**Brief**: What you write must be the lines from the one holding "Read all visible content and emit it as JSON." through the final line of the records below, reproduced exactly, minus the pictures.

::::::::::

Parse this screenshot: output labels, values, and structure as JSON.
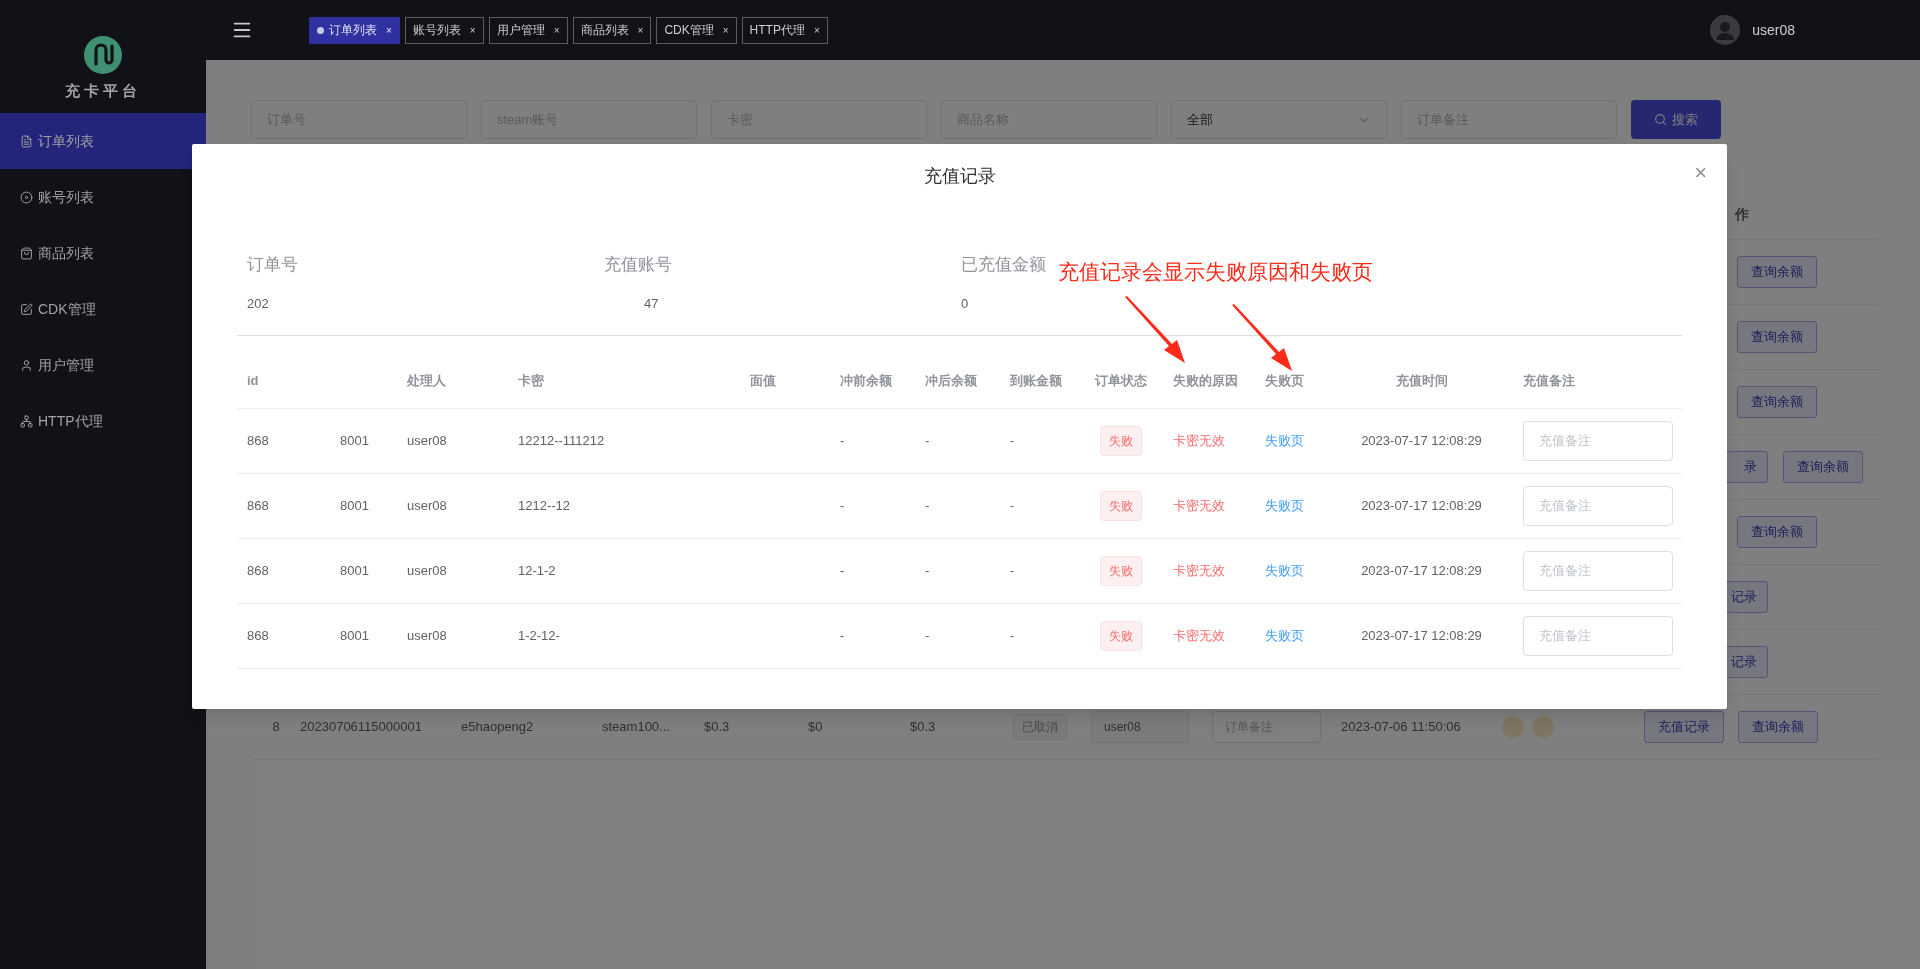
{
  "sidebar": {
    "logo_text": "充卡平台",
    "items": [
      {
        "label": "订单列表",
        "selected": true
      },
      {
        "label": "账号列表",
        "selected": false
      },
      {
        "label": "商品列表",
        "selected": false
      },
      {
        "label": "CDK管理",
        "selected": false
      },
      {
        "label": "用户管理",
        "selected": false
      },
      {
        "label": "HTTP代理",
        "selected": false
      }
    ]
  },
  "topbar": {
    "tabs": [
      {
        "label": "订单列表",
        "selected": true,
        "close": "×"
      },
      {
        "label": "账号列表",
        "selected": false,
        "close": "×"
      },
      {
        "label": "用户管理",
        "selected": false,
        "close": "×"
      },
      {
        "label": "商品列表",
        "selected": false,
        "close": "×"
      },
      {
        "label": "CDK管理",
        "selected": false,
        "close": "×"
      },
      {
        "label": "HTTP代理",
        "selected": false,
        "close": "×"
      }
    ],
    "user": "user08"
  },
  "filters": [
    {
      "kind": "input",
      "placeholder": "订单号"
    },
    {
      "kind": "input",
      "placeholder": "steam账号"
    },
    {
      "kind": "input",
      "placeholder": "卡密"
    },
    {
      "kind": "input",
      "placeholder": "商品名称"
    },
    {
      "kind": "select",
      "value": "全部"
    },
    {
      "kind": "input",
      "placeholder": "订单备注"
    },
    {
      "kind": "button",
      "label": "搜索"
    }
  ],
  "orders": {
    "header": "作",
    "rows": [
      {
        "kind": "ops",
        "buttons": [
          {
            "label": "查询余额",
            "partial": false
          }
        ]
      },
      {
        "kind": "ops",
        "buttons": [
          {
            "label": "查询余额",
            "partial": false
          }
        ]
      },
      {
        "kind": "ops",
        "buttons": [
          {
            "label": "查询余额",
            "partial": false
          }
        ]
      },
      {
        "kind": "ops",
        "buttons": [
          {
            "label": "录",
            "partial": true
          },
          {
            "label": "查询余额",
            "partial": false
          }
        ]
      },
      {
        "kind": "ops",
        "buttons": [
          {
            "label": "查询余额",
            "partial": false
          }
        ]
      },
      {
        "kind": "ops",
        "buttons": [
          {
            "label": "记录",
            "partial": true
          }
        ]
      },
      {
        "kind": "ops",
        "buttons": [
          {
            "label": "记录",
            "partial": true
          }
        ]
      },
      {
        "kind": "full",
        "index": "8",
        "order_no": "20230706115000001",
        "account": "e5haopeng2",
        "card": "steam100...",
        "price": "$0.3",
        "balance_before": "$0",
        "balance_after": "$0.3",
        "status": "已取消",
        "handler": "user08",
        "note_placeholder": "订单备注",
        "time": "2023-07-06 11:50:06",
        "buttons": [
          {
            "label": "充值记录",
            "partial": false
          },
          {
            "label": "查询余额",
            "partial": false
          }
        ]
      }
    ]
  },
  "modal": {
    "title": "充值记录",
    "close": "×",
    "info": [
      {
        "label": "订单号",
        "value": "202"
      },
      {
        "label": "充值账号",
        "value": "47"
      },
      {
        "label": "已充值金额",
        "value": "0"
      }
    ],
    "annotation": "充值记录会显示失败原因和失败页",
    "columns": [
      {
        "label": "id"
      },
      {
        "label": "处理人"
      },
      {
        "label": "卡密"
      },
      {
        "label": "面值"
      },
      {
        "label": "冲前余额"
      },
      {
        "label": "冲后余额"
      },
      {
        "label": "到账金额"
      },
      {
        "label": "订单状态"
      },
      {
        "label": "失败的原因"
      },
      {
        "label": "失败页"
      },
      {
        "label": "充值时间"
      },
      {
        "label": "充值备注"
      }
    ],
    "rows": [
      {
        "id": "868",
        "column_2": "8001",
        "handler": "user08",
        "card": "12212--111212",
        "before": "-",
        "after": "-",
        "credited": "-",
        "status": "失败",
        "reason": "卡密无效",
        "fail_page": "失败页",
        "time": "2023-07-17 12:08:29",
        "note_placeholder": "充值备注"
      },
      {
        "id": "868",
        "column_2": "8001",
        "handler": "user08",
        "card": "1212--12",
        "before": "-",
        "after": "-",
        "credited": "-",
        "status": "失败",
        "reason": "卡密无效",
        "fail_page": "失败页",
        "time": "2023-07-17 12:08:29",
        "note_placeholder": "充值备注"
      },
      {
        "id": "868",
        "column_2": "8001",
        "handler": "user08",
        "card": "12-1-2",
        "before": "-",
        "after": "-",
        "credited": "-",
        "status": "失败",
        "reason": "卡密无效",
        "fail_page": "失败页",
        "time": "2023-07-17 12:08:29",
        "note_placeholder": "充值备注"
      },
      {
        "id": "868",
        "column_2": "8001",
        "handler": "user08",
        "card": "1-2-12-",
        "before": "-",
        "after": "-",
        "credited": "-",
        "status": "失败",
        "reason": "卡密无效",
        "fail_page": "失败页",
        "time": "2023-07-17 12:08:29",
        "note_placeholder": "充值备注"
      }
    ]
  }
}
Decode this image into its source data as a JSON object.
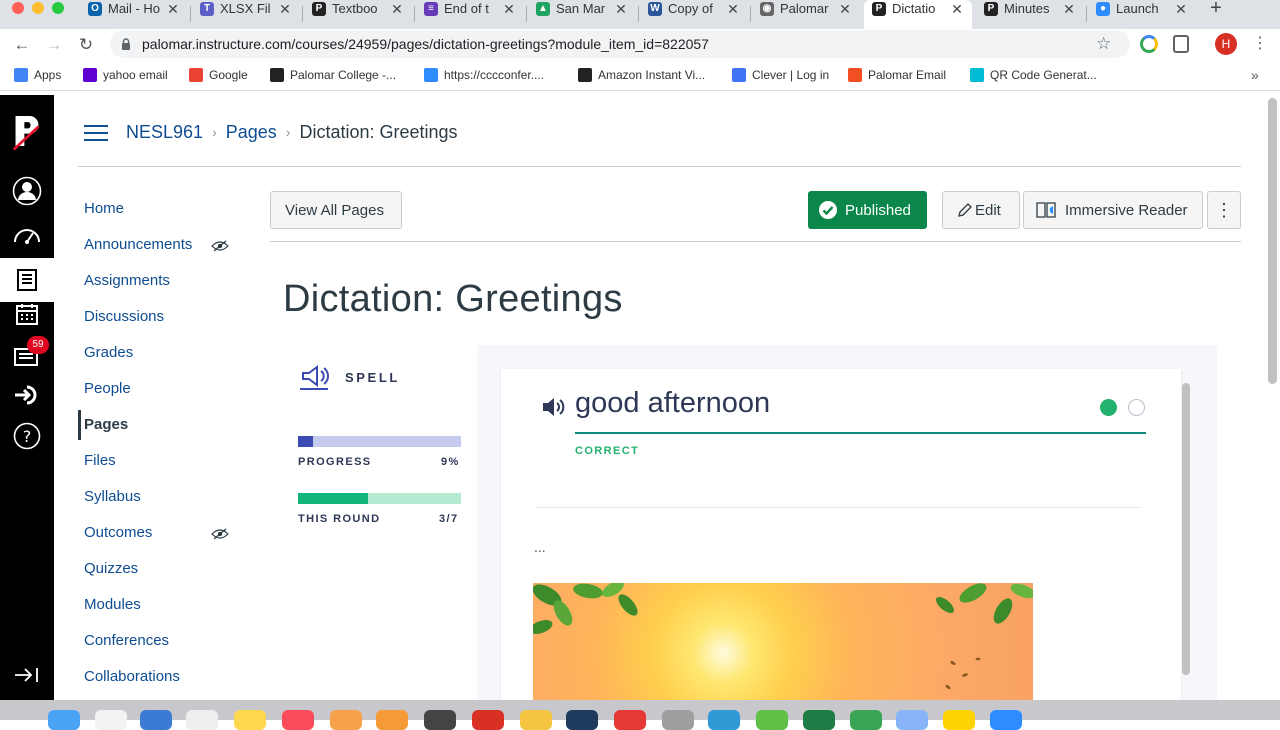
{
  "browser": {
    "tabs": [
      {
        "title": "Mail - Ho",
        "color": "#0a64ad",
        "glyph": "O"
      },
      {
        "title": "XLSX Fil",
        "color": "#5b5fc7",
        "glyph": "T"
      },
      {
        "title": "Textboo",
        "color": "#222222",
        "glyph": "P"
      },
      {
        "title": "End of t",
        "color": "#673ab7",
        "glyph": "≡"
      },
      {
        "title": "San Mar",
        "color": "#1fa463",
        "glyph": "▲"
      },
      {
        "title": "Copy of",
        "color": "#2b579a",
        "glyph": "W"
      },
      {
        "title": "Palomar",
        "color": "#666666",
        "glyph": "◉"
      },
      {
        "title": "Dictatio",
        "color": "#222222",
        "glyph": "P"
      },
      {
        "title": "Minutes",
        "color": "#222222",
        "glyph": "P"
      },
      {
        "title": "Launch",
        "color": "#2d8cff",
        "glyph": "●"
      }
    ],
    "new_tab": "+",
    "url": "palomar.instructure.com/courses/24959/pages/dictation-greetings?module_item_id=822057",
    "profile_initial": "H",
    "bookmarks": [
      {
        "label": "Apps",
        "color": "#4285f4"
      },
      {
        "label": "yahoo email",
        "color": "#5f01d1"
      },
      {
        "label": "Google",
        "color": "#ea4335"
      },
      {
        "label": "Palomar College -...",
        "color": "#222222"
      },
      {
        "label": "https://cccconfer....",
        "color": "#2d8cff"
      },
      {
        "label": "Amazon Instant Vi...",
        "color": "#222222"
      },
      {
        "label": "Clever | Log in",
        "color": "#4274f6"
      },
      {
        "label": "Palomar Email",
        "color": "#f25022"
      },
      {
        "label": "QR Code Generat...",
        "color": "#00bcd4"
      }
    ],
    "bookmarks_more": "»"
  },
  "global_nav": {
    "badge": "59"
  },
  "breadcrumb": {
    "course": "NESL961",
    "section": "Pages",
    "current": "Dictation: Greetings",
    "separator": "›"
  },
  "course_nav": [
    {
      "label": "Home"
    },
    {
      "label": "Announcements",
      "hidden_icon": true
    },
    {
      "label": "Assignments"
    },
    {
      "label": "Discussions"
    },
    {
      "label": "Grades"
    },
    {
      "label": "People"
    },
    {
      "label": "Pages",
      "active": true
    },
    {
      "label": "Files"
    },
    {
      "label": "Syllabus"
    },
    {
      "label": "Outcomes",
      "hidden_icon": true
    },
    {
      "label": "Quizzes"
    },
    {
      "label": "Modules"
    },
    {
      "label": "Conferences"
    },
    {
      "label": "Collaborations"
    }
  ],
  "toolbar": {
    "view_all": "View All Pages",
    "published": "Published",
    "edit": "Edit",
    "immersive": "Immersive Reader",
    "more": "⋮"
  },
  "page": {
    "title": "Dictation: Greetings"
  },
  "activity": {
    "mode_label": "SPELL",
    "progress_label": "PROGRESS",
    "progress_value": "9%",
    "progress_fraction": 0.09,
    "round_label": "THIS ROUND",
    "round_value": "3/7",
    "round_fraction": 0.4286,
    "term": "good afternoon",
    "status": "CORRECT",
    "ellipsis": "..."
  },
  "colors": {
    "published_green": "#0b874b",
    "link_blue": "#0e4d92",
    "progress_blue": "#3c4bb4",
    "progress_blue_bg": "#c5cbee",
    "round_green": "#12b57a",
    "round_green_bg": "#b6ead2",
    "correct_green": "#23b26d"
  }
}
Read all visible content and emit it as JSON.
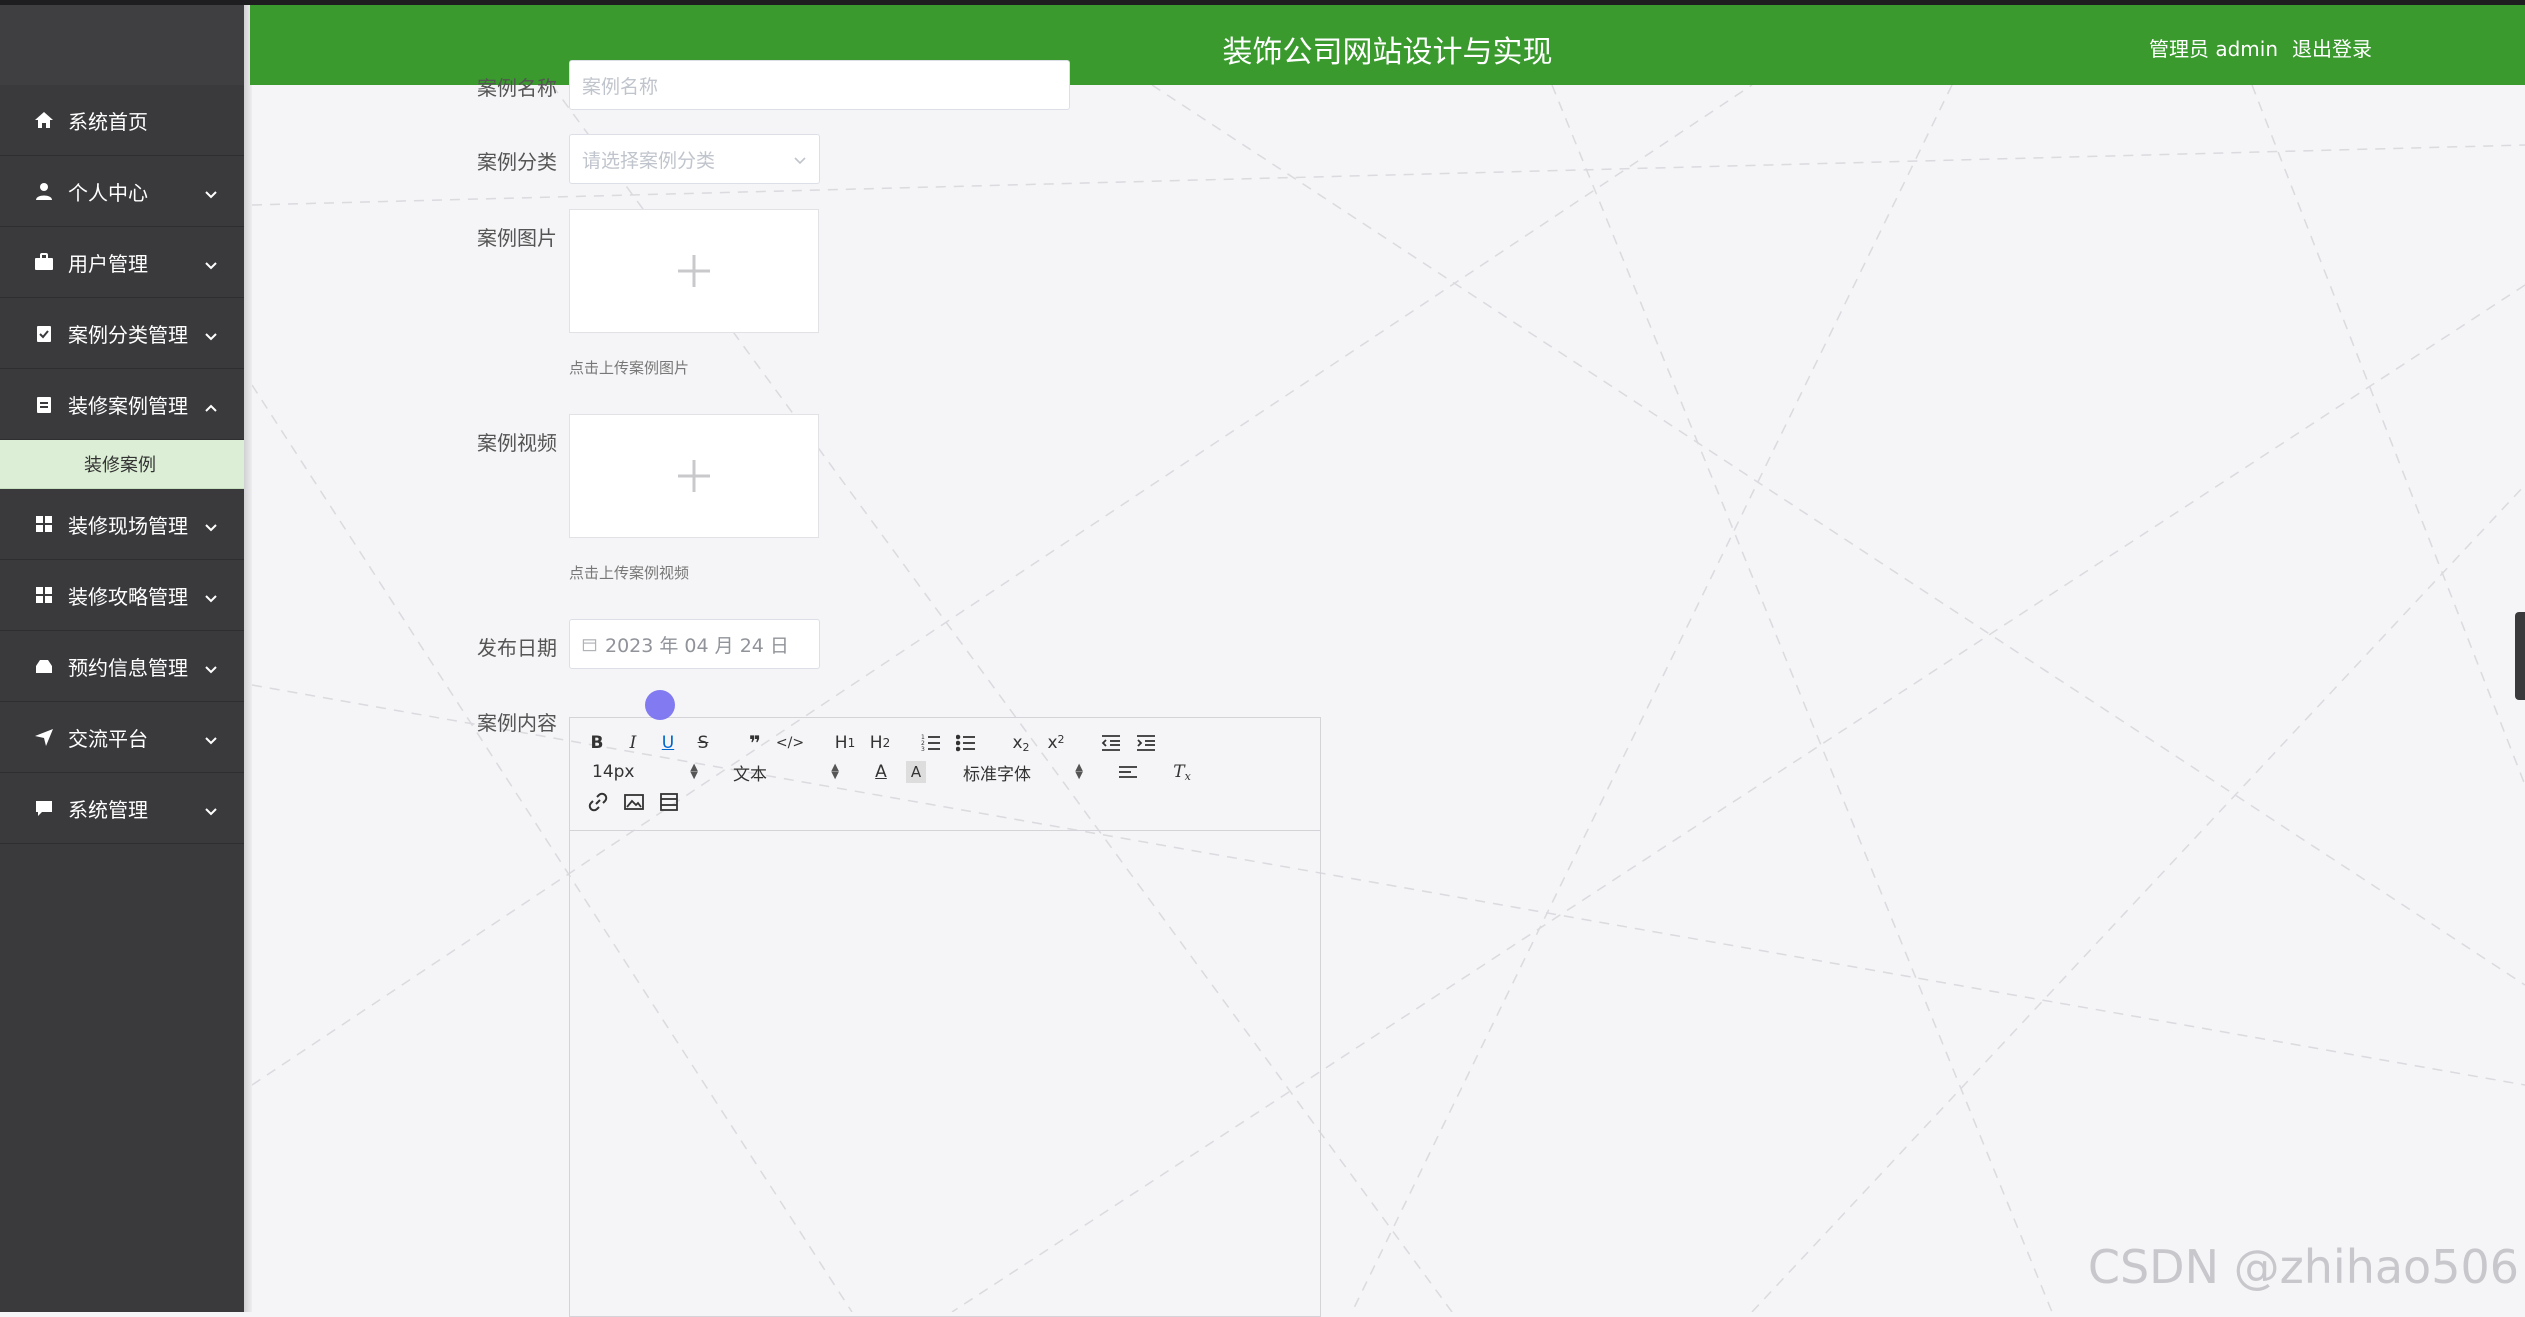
{
  "header": {
    "title": "装饰公司网站设计与实现",
    "user": "管理员 admin",
    "logout": "退出登录"
  },
  "sidebar": {
    "items": [
      {
        "label": "系统首页"
      },
      {
        "label": "个人中心"
      },
      {
        "label": "用户管理"
      },
      {
        "label": "案例分类管理"
      },
      {
        "label": "装修案例管理"
      },
      {
        "label": "装修现场管理"
      },
      {
        "label": "装修攻略管理"
      },
      {
        "label": "预约信息管理"
      },
      {
        "label": "交流平台"
      },
      {
        "label": "系统管理"
      }
    ],
    "submenu": {
      "label": "装修案例"
    }
  },
  "form": {
    "name": {
      "label": "案例名称",
      "placeholder": "案例名称"
    },
    "category": {
      "label": "案例分类",
      "placeholder": "请选择案例分类"
    },
    "image": {
      "label": "案例图片",
      "hint": "点击上传案例图片"
    },
    "video": {
      "label": "案例视频",
      "hint": "点击上传案例视频"
    },
    "date": {
      "label": "发布日期",
      "value": "2023 年 04 月 24 日"
    },
    "content": {
      "label": "案例内容"
    }
  },
  "editor": {
    "font_size": "14px",
    "block_type": "文本",
    "font_family": "标准字体"
  },
  "watermark": "CSDN @zhihao506"
}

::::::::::

**Reply**:
Read all visible content and emit it as JSON.
{
  "header": {
    "title": "装饰公司网站设计与实现",
    "user": "管理员 admin",
    "logout": "退出登录"
  },
  "sidebar": {
    "items": [
      {
        "label": "系统首页"
      },
      {
        "label": "个人中心"
      },
      {
        "label": "用户管理"
      },
      {
        "label": "案例分类管理"
      },
      {
        "label": "装修案例管理"
      },
      {
        "label": "装修现场管理"
      },
      {
        "label": "装修攻略管理"
      },
      {
        "label": "预约信息管理"
      },
      {
        "label": "交流平台"
      },
      {
        "label": "系统管理"
      }
    ],
    "submenu": {
      "label": "装修案例"
    }
  },
  "form": {
    "name": {
      "label": "案例名称",
      "placeholder": "案例名称"
    },
    "category": {
      "label": "案例分类",
      "placeholder": "请选择案例分类"
    },
    "image": {
      "label": "案例图片",
      "hint": "点击上传案例图片"
    },
    "video": {
      "label": "案例视频",
      "hint": "点击上传案例视频"
    },
    "date": {
      "label": "发布日期",
      "value": "2023 年 04 月 24 日"
    },
    "content": {
      "label": "案例内容"
    }
  },
  "editor": {
    "font_size": "14px",
    "block_type": "文本",
    "font_family": "标准字体"
  },
  "watermark": "CSDN @zhihao506"
}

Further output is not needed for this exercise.